FDA ADVISERS SAY EXUBERA'S BENEFITS OUTWEIGH ITS RISKS
Pfizer and sanofi-aventis' potential breakthrough diabetes drug Exubera has received the green light from an FDA advisory panel, which recently voted 7-2 to recommend approval for the inhaled insulin powder.
Members of the agency's Endocrinologic and Metabolic Drugs Advisory Committee expressed a variety of concerns about Exubera (inhaled powder insulin), but ultimately concluded that the drug's benefits outweigh its risks. Developed jointly by Pfizer and sanofi-aventis, Exubera is a potential blockbuster drug that, if approved, would be the first inhaled insulin powder available on the U.S. market. The product, which is self-administered using an inhaler, is highly anticipated by diabetics, many of whom want an alternative to insulin injections, the current standard of treatment.

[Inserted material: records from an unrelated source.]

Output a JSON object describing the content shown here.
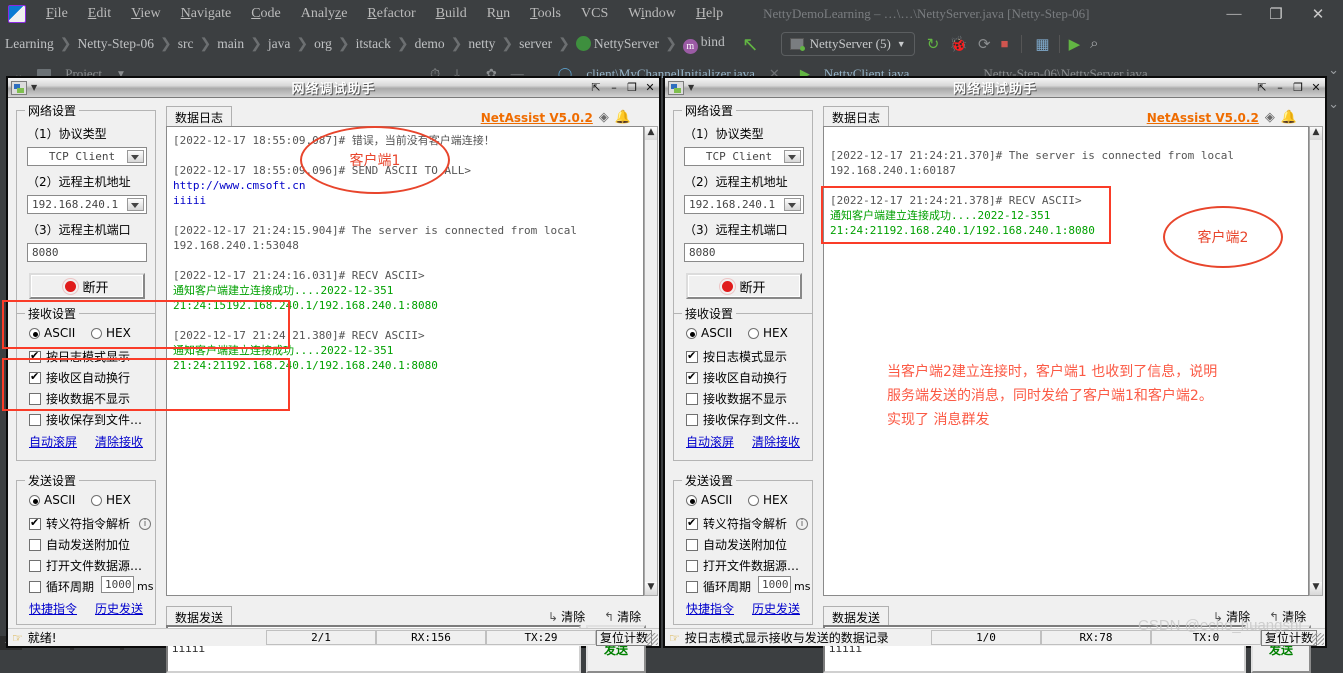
{
  "ide": {
    "logo_icon": "intellij-logo-icon",
    "menus": [
      "File",
      "Edit",
      "View",
      "Navigate",
      "Code",
      "Analyze",
      "Refactor",
      "Build",
      "Run",
      "Tools",
      "VCS",
      "Window",
      "Help"
    ],
    "window_title": "NettyDemoLearning – …\\…\\NettyServer.java [Netty-Step-06]",
    "window_buttons": [
      "—",
      "❐",
      "✕"
    ],
    "breadcrumbs": [
      "Learning",
      "Netty-Step-06",
      "src",
      "main",
      "java",
      "org",
      "itstack",
      "demo",
      "netty",
      "server",
      "NettyServer",
      "bind"
    ],
    "run_config": "NettyServer (5)",
    "toolbar_icons": [
      "rerun-icon",
      "debug-icon",
      "coverage-icon",
      "stop-icon",
      "project-structure-icon",
      "run-anything-icon",
      "search-icon"
    ],
    "tool_window_label": "Project",
    "editor_tab_left": "client\\MyChannelInitializer.java",
    "editor_tab_right": "NettyClient.java",
    "editor_tab_far": "Netty-Step-06\\NettyServer.java"
  },
  "windows": [
    {
      "id": "left",
      "title": "网络调试助手",
      "title_buttons": [
        "⇱",
        "–",
        "❐",
        "✕"
      ],
      "brand": "NetAssist V5.0.2",
      "brand_icons": [
        "diamond-icon",
        "bell-icon"
      ],
      "network_settings": {
        "group_title": "网络设置",
        "protocol_label": "（1）协议类型",
        "protocol_value": "TCP Client",
        "host_label": "（2）远程主机地址",
        "host_value": "192.168.240.1",
        "port_label": "（3）远程主机端口",
        "port_value": "8080",
        "connect_button": "断开"
      },
      "recv_settings": {
        "group_title": "接收设置",
        "ascii": "ASCII",
        "hex": "HEX",
        "mode": "ASCII",
        "checks": [
          {
            "label": "按日志模式显示",
            "checked": true
          },
          {
            "label": "接收区自动换行",
            "checked": true
          },
          {
            "label": "接收数据不显示",
            "checked": false
          },
          {
            "label": "接收保存到文件…",
            "checked": false
          }
        ],
        "links": [
          "自动滚屏",
          "清除接收"
        ]
      },
      "send_settings": {
        "group_title": "发送设置",
        "ascii": "ASCII",
        "hex": "HEX",
        "mode": "ASCII",
        "checks": [
          {
            "label": "转义符指令解析",
            "checked": true,
            "info": true
          },
          {
            "label": "自动发送附加位",
            "checked": false
          },
          {
            "label": "打开文件数据源…",
            "checked": false
          }
        ],
        "cycle_label": "循环周期",
        "cycle_value": "1000",
        "cycle_unit": "ms",
        "cycle_checked": false,
        "links": [
          "快捷指令",
          "历史发送"
        ]
      },
      "log_tab": "数据日志",
      "log_lines": [
        {
          "text": "[2022-12-17 18:55:09.087]# 错误，当前没有客户端连接！",
          "color": "gray"
        },
        {
          "text": "",
          "color": "gray"
        },
        {
          "text": "[2022-12-17 18:55:09.096]# SEND ASCII TO ALL>",
          "color": "gray"
        },
        {
          "text": "http://www.cmsoft.cn",
          "color": "blue"
        },
        {
          "text": "iiiii",
          "color": "blue"
        },
        {
          "text": "",
          "color": "gray"
        },
        {
          "text": "[2022-12-17 21:24:15.904]# The server is connected from local",
          "color": "gray"
        },
        {
          "text": "192.168.240.1:53048",
          "color": "gray"
        },
        {
          "text": "",
          "color": "gray"
        },
        {
          "text": "[2022-12-17 21:24:16.031]# RECV ASCII>",
          "color": "gray"
        },
        {
          "text": "通知客户端建立连接成功....2022-12-351",
          "color": "green"
        },
        {
          "text": "21:24:15192.168.240.1/192.168.240.1:8080",
          "color": "green"
        },
        {
          "text": "",
          "color": "gray"
        },
        {
          "text": "[2022-12-17 21:24:21.380]# RECV ASCII>",
          "color": "gray"
        },
        {
          "text": "通知客户端建立连接成功....2022-12-351",
          "color": "green"
        },
        {
          "text": "21:24:21192.168.240.1/192.168.240.1:8080",
          "color": "green"
        }
      ],
      "send_panel": {
        "tab": "数据发送",
        "clear_left": "清除",
        "clear_right": "清除",
        "content": "http://www.cmsoft.cn\niiiii",
        "send_button": "发送"
      },
      "status": {
        "hint": "就绪!",
        "cells": [
          "2/1",
          "RX:156",
          "TX:29"
        ],
        "reset": "复位计数"
      },
      "annotation_ellipse": "客户端1"
    },
    {
      "id": "right",
      "title": "网络调试助手",
      "title_buttons": [
        "⇱",
        "–",
        "❐",
        "✕"
      ],
      "brand": "NetAssist V5.0.2",
      "brand_icons": [
        "diamond-icon",
        "bell-icon"
      ],
      "network_settings": {
        "group_title": "网络设置",
        "protocol_label": "（1）协议类型",
        "protocol_value": "TCP Client",
        "host_label": "（2）远程主机地址",
        "host_value": "192.168.240.1",
        "port_label": "（3）远程主机端口",
        "port_value": "8080",
        "connect_button": "断开"
      },
      "recv_settings": {
        "group_title": "接收设置",
        "ascii": "ASCII",
        "hex": "HEX",
        "mode": "ASCII",
        "checks": [
          {
            "label": "按日志模式显示",
            "checked": true
          },
          {
            "label": "接收区自动换行",
            "checked": true
          },
          {
            "label": "接收数据不显示",
            "checked": false
          },
          {
            "label": "接收保存到文件…",
            "checked": false
          }
        ],
        "links": [
          "自动滚屏",
          "清除接收"
        ]
      },
      "send_settings": {
        "group_title": "发送设置",
        "ascii": "ASCII",
        "hex": "HEX",
        "mode": "ASCII",
        "checks": [
          {
            "label": "转义符指令解析",
            "checked": true,
            "info": true
          },
          {
            "label": "自动发送附加位",
            "checked": false
          },
          {
            "label": "打开文件数据源…",
            "checked": false
          }
        ],
        "cycle_label": "循环周期",
        "cycle_value": "1000",
        "cycle_unit": "ms",
        "cycle_checked": false,
        "links": [
          "快捷指令",
          "历史发送"
        ]
      },
      "log_tab": "数据日志",
      "log_lines": [
        {
          "text": "",
          "color": "gray"
        },
        {
          "text": "[2022-12-17 21:24:21.370]# The server is connected from local",
          "color": "gray"
        },
        {
          "text": "192.168.240.1:60187",
          "color": "gray"
        },
        {
          "text": "",
          "color": "gray"
        },
        {
          "text": "[2022-12-17 21:24:21.378]# RECV ASCII>",
          "color": "gray"
        },
        {
          "text": "通知客户端建立连接成功....2022-12-351",
          "color": "green"
        },
        {
          "text": "21:24:21192.168.240.1/192.168.240.1:8080",
          "color": "green"
        }
      ],
      "send_panel": {
        "tab": "数据发送",
        "clear_left": "清除",
        "clear_right": "清除",
        "content": "http://www.cmsoft.cn\niiiii",
        "send_button": "发送"
      },
      "status": {
        "hint": "按日志模式显示接收与发送的数据记录",
        "cells": [
          "1/0",
          "RX:78",
          "TX:0"
        ],
        "reset": "复位计数"
      },
      "annotation_ellipse": "客户端2",
      "annotation_text": "当客户端2建立连接时，客户端1 也收到了信息，说明\n服务端发送的消息，同时发给了客户端1和客户端2。\n实现了 消息群发"
    }
  ],
  "watermark": "CSDN @echo_huangshi",
  "colors": {
    "annotation_red": "#fa3c28",
    "annotation_text": "#fb5a45",
    "log_green": "#00a000",
    "log_blue": "#0000c8",
    "brand_orange": "#ef6c00",
    "ide_bg": "#3c3f41",
    "send_green": "#008000"
  }
}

FDA scientists who reviewed Exubera's new drug application identified a number of potential safety risks with the drug, including respiratory problems and hypoglycemia, but the advisory panel determined the health risks shouldn't prevent the product from being approved. For example, a large number of clinical trial participants reported experiencing cough when taking Exubera, but the panel found the severity of the coughing problems were generally mild. Pfizer's representative offered a similar conclusion, saying that a close review of adverse-event reports revealed that most coughing problems amounted to patients having to clear their throat after using the Exubera inhaler.
The FDA advisers also expressed concerns that there appears to be a large learning curve when it comes to using Exubera. Clinical studies showed a wide variation of dosing among new users of Exubera, a problem that was largely attributed to patients' unfamiliarity with the inhaler. In light of the potential dosing problems, the panel said comprehensive training would be necessary for the product, but the committee stopped short of making specific recommendations. Several advisers noted, however, that Pfizer has yet to explain how it intends to provide training to patients and doctors.
In the end, the advisers seemed to focus on the overwhelming convenience Exubera would bring to diabetics. The advisory committee's patient advocate, a diabetic herself, called the possibility of not having to use a needle to administer insulin "irresistible."